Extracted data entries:
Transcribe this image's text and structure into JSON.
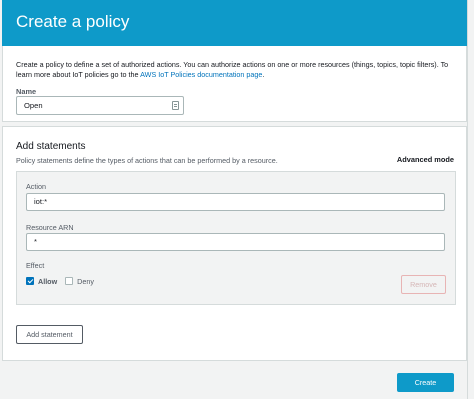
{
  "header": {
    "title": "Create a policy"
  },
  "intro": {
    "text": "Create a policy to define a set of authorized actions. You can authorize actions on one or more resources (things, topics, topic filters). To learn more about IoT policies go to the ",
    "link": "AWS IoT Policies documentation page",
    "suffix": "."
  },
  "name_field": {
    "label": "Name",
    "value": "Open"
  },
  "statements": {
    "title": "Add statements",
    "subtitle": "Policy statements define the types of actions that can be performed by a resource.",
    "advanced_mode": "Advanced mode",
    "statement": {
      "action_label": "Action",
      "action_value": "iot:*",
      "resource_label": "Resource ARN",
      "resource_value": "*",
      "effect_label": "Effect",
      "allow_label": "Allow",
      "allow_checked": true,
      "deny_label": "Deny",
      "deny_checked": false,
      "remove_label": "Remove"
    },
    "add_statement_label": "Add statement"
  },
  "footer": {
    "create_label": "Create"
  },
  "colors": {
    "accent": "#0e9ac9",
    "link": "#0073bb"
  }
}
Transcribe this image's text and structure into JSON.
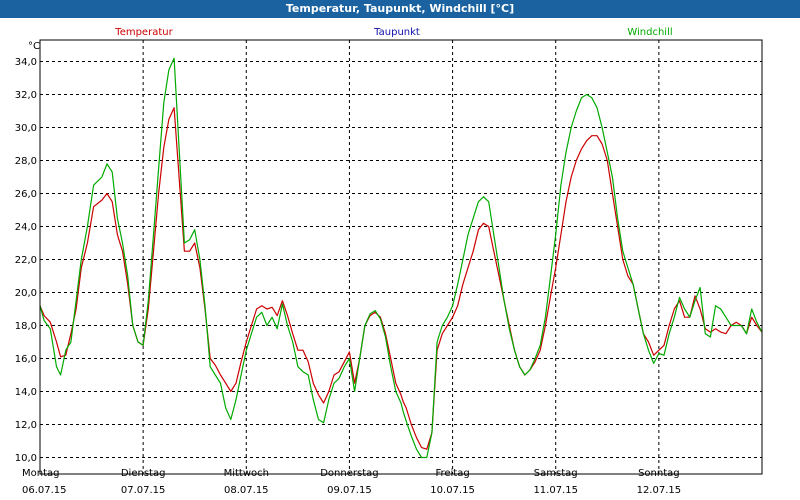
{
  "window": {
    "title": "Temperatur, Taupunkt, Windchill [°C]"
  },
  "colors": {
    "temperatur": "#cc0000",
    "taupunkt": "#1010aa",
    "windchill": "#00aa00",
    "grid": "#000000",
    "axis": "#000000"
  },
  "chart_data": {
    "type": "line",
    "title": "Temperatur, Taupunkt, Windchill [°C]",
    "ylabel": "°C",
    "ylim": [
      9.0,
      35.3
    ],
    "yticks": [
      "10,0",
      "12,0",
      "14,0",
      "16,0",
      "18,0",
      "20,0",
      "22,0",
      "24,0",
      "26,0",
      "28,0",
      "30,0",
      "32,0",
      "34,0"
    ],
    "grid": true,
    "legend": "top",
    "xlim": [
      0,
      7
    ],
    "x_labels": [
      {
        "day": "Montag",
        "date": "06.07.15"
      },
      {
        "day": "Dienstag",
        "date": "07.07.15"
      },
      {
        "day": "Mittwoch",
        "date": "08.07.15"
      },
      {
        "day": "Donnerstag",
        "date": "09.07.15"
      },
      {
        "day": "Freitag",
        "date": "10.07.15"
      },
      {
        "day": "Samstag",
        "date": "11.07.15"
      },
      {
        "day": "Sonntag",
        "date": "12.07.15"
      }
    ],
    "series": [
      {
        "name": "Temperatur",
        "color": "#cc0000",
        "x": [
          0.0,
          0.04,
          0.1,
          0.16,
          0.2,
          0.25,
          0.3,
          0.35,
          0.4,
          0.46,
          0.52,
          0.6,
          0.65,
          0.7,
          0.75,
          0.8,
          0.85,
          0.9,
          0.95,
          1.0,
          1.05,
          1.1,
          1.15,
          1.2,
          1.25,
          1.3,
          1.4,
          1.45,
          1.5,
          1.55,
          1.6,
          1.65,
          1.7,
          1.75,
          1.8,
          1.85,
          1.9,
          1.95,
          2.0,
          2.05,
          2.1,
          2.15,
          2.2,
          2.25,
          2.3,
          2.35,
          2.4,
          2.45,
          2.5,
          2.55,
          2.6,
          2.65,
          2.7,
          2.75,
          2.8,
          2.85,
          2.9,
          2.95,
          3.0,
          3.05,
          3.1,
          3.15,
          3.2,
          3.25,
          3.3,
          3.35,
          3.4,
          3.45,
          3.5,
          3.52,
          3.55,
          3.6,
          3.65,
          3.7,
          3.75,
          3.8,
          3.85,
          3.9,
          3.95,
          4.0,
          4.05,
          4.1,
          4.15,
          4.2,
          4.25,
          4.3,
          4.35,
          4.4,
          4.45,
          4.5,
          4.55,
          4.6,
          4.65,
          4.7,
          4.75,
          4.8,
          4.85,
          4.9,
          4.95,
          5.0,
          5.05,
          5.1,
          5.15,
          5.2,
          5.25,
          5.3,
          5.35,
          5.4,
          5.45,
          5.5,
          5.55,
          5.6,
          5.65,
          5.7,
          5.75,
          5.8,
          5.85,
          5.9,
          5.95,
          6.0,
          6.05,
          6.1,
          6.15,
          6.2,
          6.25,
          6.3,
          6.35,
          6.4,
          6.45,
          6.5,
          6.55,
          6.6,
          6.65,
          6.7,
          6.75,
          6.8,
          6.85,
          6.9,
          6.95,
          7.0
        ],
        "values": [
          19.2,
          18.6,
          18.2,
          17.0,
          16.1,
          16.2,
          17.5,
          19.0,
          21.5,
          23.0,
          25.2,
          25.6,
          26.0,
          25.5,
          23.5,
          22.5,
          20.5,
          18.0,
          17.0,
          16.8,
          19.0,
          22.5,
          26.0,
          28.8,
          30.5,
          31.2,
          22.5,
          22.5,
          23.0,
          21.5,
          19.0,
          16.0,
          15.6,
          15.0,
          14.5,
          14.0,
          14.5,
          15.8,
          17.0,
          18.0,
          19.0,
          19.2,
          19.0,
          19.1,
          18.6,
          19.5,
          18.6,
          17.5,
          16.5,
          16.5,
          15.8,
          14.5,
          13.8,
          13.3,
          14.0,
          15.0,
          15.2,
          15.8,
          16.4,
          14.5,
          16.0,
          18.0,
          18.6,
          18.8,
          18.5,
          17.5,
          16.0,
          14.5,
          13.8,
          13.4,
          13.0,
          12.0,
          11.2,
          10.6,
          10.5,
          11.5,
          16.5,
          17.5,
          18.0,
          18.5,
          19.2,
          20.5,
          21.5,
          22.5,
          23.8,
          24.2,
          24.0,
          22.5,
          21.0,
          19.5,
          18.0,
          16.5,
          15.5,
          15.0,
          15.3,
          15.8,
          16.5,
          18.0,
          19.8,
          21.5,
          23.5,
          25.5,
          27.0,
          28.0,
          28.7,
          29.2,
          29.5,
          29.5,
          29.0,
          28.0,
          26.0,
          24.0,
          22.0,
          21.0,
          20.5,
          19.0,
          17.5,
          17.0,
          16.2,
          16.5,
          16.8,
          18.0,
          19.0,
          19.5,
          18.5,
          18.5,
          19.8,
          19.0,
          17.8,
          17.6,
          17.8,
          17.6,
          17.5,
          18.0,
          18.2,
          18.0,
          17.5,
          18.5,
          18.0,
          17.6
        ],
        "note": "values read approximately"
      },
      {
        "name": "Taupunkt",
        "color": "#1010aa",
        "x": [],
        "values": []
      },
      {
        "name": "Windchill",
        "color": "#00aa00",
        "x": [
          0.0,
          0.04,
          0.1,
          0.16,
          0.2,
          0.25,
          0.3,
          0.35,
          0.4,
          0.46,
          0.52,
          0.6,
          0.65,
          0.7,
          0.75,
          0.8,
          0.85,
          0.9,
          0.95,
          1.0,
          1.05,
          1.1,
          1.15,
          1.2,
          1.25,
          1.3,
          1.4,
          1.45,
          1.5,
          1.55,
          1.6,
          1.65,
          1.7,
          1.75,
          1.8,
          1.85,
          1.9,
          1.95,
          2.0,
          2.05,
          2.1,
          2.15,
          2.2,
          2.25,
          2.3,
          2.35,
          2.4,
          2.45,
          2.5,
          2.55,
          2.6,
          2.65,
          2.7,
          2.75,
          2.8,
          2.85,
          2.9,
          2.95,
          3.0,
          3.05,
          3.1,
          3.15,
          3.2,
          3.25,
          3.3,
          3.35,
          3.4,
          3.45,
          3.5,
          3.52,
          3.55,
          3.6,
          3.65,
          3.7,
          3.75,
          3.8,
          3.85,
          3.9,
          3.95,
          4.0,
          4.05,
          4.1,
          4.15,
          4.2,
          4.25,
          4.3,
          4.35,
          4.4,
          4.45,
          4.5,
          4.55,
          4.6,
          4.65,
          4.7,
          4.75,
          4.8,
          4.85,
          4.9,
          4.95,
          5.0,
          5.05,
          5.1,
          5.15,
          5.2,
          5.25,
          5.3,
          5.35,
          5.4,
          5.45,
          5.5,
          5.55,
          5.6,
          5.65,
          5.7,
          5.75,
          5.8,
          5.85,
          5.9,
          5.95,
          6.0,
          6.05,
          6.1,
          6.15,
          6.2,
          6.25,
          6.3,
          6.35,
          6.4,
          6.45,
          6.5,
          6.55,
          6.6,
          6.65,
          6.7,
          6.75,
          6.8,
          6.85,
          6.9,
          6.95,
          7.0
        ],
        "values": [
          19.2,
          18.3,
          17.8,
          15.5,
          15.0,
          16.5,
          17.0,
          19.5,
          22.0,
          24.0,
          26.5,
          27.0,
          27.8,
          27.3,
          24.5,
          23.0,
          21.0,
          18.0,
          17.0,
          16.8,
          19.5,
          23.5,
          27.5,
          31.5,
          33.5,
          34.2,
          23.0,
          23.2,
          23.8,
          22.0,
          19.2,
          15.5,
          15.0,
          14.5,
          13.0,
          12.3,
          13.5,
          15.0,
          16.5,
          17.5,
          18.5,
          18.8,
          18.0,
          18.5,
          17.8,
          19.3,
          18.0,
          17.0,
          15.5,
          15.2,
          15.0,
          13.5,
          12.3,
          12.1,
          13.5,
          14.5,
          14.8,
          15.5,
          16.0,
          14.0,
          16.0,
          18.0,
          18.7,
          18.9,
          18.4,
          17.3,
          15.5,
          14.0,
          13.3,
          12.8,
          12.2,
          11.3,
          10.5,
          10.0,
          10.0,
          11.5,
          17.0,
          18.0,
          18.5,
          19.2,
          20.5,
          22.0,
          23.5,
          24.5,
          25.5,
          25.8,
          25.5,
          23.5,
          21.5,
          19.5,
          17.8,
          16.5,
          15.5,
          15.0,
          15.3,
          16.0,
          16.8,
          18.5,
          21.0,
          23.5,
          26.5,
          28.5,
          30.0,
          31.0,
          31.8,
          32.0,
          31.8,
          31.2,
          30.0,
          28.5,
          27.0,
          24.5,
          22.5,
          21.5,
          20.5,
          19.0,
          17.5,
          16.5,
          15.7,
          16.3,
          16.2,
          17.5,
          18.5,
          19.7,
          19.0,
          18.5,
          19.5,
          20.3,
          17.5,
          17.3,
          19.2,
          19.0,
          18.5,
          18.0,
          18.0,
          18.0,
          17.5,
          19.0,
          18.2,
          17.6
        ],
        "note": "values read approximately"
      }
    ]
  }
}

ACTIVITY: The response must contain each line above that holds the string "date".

SOLUTION:
        "date": "06.07.15"
        "date": "07.07.15"
        "date": "08.07.15"
        "date": "09.07.15"
        "date": "10.07.15"
        "date": "11.07.15"
        "date": "12.07.15"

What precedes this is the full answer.